[RECORDS SHOWN — start]

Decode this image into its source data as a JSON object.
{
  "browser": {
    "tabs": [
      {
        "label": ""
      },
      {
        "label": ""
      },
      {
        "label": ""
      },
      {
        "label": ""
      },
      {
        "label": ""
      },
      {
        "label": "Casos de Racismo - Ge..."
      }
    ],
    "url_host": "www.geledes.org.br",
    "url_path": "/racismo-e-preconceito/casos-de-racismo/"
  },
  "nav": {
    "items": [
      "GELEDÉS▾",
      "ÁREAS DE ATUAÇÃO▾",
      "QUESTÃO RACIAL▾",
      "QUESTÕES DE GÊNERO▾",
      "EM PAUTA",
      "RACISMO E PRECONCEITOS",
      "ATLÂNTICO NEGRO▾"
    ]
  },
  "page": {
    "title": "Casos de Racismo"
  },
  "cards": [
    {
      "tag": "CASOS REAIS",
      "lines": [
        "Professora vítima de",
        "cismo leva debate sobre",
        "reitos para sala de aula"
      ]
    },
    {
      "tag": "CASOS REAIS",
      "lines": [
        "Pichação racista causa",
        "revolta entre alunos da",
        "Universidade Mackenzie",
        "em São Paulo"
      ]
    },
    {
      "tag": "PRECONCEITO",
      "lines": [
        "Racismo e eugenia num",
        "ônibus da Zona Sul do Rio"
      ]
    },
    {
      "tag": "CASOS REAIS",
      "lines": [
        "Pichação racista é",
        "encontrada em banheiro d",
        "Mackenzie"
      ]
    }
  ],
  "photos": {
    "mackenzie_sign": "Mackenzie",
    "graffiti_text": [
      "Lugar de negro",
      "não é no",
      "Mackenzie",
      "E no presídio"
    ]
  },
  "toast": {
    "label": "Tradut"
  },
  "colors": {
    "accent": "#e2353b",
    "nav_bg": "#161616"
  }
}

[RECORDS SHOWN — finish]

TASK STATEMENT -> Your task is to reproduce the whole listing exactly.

RESPONSE TO THE EXERCISE ->
Decode this image into its source data as a JSON object.
{
  "browser": {
    "tabs": [
      {
        "label": ""
      },
      {
        "label": ""
      },
      {
        "label": ""
      },
      {
        "label": ""
      },
      {
        "label": ""
      },
      {
        "label": "Casos de Racismo - Ge..."
      }
    ],
    "url_host": "www.geledes.org.br",
    "url_path": "/racismo-e-preconceito/casos-de-racismo/"
  },
  "nav": {
    "items": [
      "GELEDÉS▾",
      "ÁREAS DE ATUAÇÃO▾",
      "QUESTÃO RACIAL▾",
      "QUESTÕES DE GÊNERO▾",
      "EM PAUTA",
      "RACISMO E PRECONCEITOS",
      "ATLÂNTICO NEGRO▾"
    ]
  },
  "page": {
    "title": "Casos de Racismo"
  },
  "cards": [
    {
      "tag": "CASOS REAIS",
      "lines": [
        "Professora vítima de",
        "cismo leva debate sobre",
        "reitos para sala de aula"
      ]
    },
    {
      "tag": "CASOS REAIS",
      "lines": [
        "Pichação racista causa",
        "revolta entre alunos da",
        "Universidade Mackenzie",
        "em São Paulo"
      ]
    },
    {
      "tag": "PRECONCEITO",
      "lines": [
        "Racismo e eugenia num",
        "ônibus da Zona Sul do Rio"
      ]
    },
    {
      "tag": "CASOS REAIS",
      "lines": [
        "Pichação racista é",
        "encontrada em banheiro d",
        "Mackenzie"
      ]
    }
  ],
  "photos": {
    "mackenzie_sign": "Mackenzie",
    "graffiti_text": [
      "Lugar de negro",
      "não é no",
      "Mackenzie",
      "E no presídio"
    ]
  },
  "toast": {
    "label": "Tradut"
  },
  "colors": {
    "accent": "#e2353b",
    "nav_bg": "#161616"
  }
}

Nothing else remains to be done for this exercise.